* Instructions for the task
Report every line of the records below that contains the word "structure".
── Given records
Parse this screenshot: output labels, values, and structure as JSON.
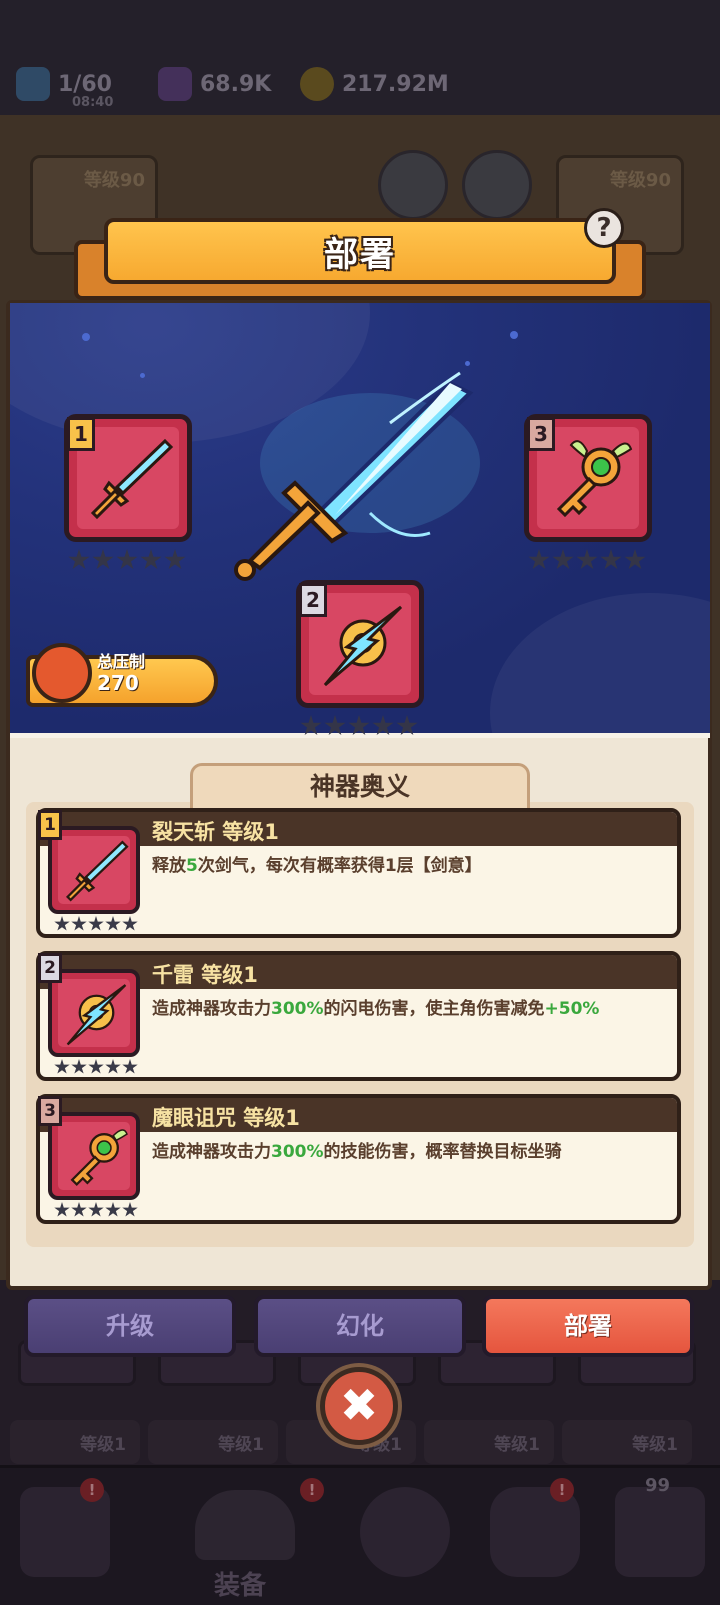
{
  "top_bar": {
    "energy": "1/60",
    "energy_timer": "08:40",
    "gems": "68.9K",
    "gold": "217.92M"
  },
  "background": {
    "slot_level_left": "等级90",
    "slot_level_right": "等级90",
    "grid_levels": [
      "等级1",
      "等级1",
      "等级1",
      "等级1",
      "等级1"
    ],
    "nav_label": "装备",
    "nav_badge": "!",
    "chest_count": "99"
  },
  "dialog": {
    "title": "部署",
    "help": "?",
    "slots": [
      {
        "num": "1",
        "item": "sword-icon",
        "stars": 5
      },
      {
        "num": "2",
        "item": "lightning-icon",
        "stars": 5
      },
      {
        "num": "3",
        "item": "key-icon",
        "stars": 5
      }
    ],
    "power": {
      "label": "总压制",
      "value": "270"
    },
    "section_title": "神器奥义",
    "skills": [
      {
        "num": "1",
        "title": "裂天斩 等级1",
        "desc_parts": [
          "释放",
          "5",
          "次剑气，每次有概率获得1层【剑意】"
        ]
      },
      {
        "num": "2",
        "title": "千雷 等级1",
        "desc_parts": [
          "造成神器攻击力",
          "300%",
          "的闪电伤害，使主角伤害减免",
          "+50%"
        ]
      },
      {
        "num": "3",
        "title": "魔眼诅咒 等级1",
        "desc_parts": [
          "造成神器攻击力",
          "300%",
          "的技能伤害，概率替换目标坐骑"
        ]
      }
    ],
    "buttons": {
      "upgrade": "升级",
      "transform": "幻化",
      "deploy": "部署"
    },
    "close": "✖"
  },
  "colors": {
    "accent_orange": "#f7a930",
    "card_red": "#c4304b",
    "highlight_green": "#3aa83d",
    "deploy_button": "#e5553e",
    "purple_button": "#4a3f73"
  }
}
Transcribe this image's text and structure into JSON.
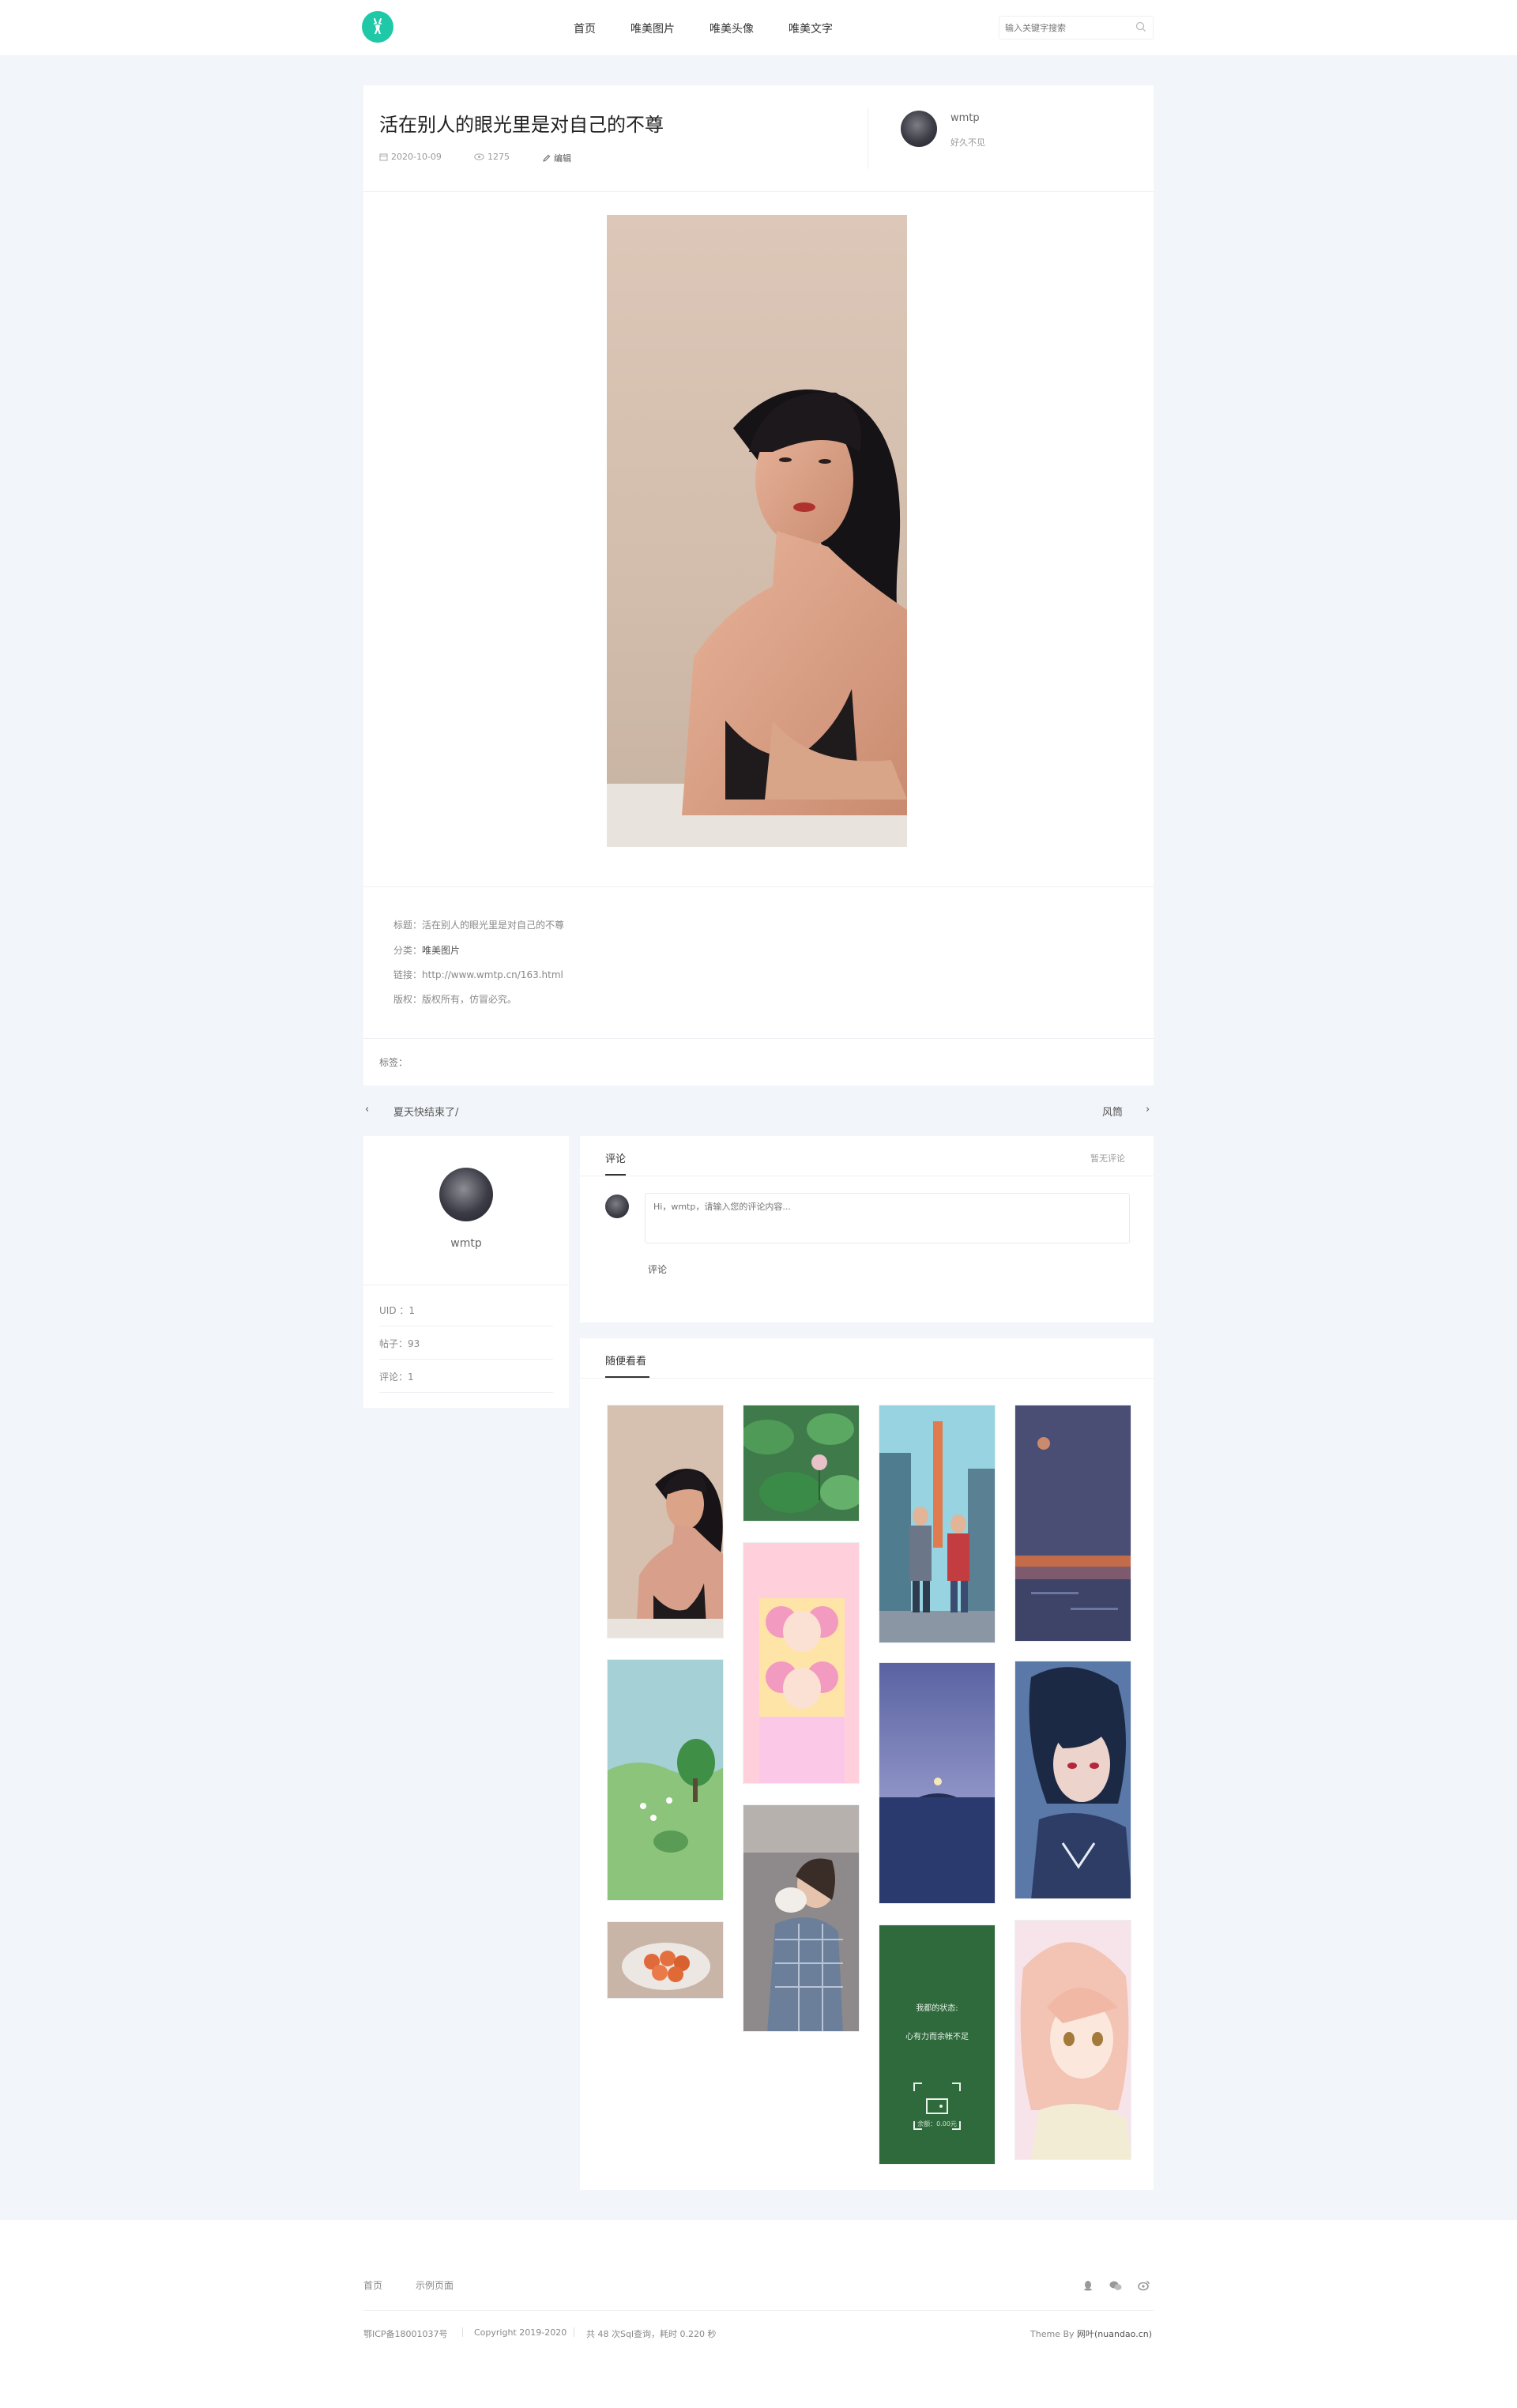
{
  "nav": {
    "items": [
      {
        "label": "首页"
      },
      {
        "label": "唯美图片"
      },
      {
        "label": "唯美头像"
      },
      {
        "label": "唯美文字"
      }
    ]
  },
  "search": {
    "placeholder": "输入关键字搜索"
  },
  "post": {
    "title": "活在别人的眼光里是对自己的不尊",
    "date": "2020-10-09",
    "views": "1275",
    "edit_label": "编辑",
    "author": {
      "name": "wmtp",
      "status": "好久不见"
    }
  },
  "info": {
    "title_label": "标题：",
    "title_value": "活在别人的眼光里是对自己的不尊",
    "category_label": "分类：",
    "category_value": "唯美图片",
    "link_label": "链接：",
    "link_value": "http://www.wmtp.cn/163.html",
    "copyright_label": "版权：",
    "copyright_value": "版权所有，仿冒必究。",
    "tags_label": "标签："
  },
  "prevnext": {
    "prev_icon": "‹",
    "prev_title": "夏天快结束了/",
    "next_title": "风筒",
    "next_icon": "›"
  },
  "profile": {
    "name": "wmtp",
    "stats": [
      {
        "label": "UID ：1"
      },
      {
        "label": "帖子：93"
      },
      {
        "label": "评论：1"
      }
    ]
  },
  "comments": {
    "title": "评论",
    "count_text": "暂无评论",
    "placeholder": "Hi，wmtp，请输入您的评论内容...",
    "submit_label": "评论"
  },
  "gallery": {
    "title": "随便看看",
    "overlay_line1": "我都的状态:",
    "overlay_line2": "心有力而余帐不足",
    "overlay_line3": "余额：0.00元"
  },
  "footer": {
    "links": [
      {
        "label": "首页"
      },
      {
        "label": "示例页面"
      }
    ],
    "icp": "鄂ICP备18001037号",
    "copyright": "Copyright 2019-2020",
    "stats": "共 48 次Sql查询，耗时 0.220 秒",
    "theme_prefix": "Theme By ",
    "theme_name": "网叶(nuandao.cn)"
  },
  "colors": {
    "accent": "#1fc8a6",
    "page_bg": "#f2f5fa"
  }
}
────
* Answer to the exercise
Parse this screenshot: output labels, values, and structure as JSON.
Transcribe this image's text and structure into JSON.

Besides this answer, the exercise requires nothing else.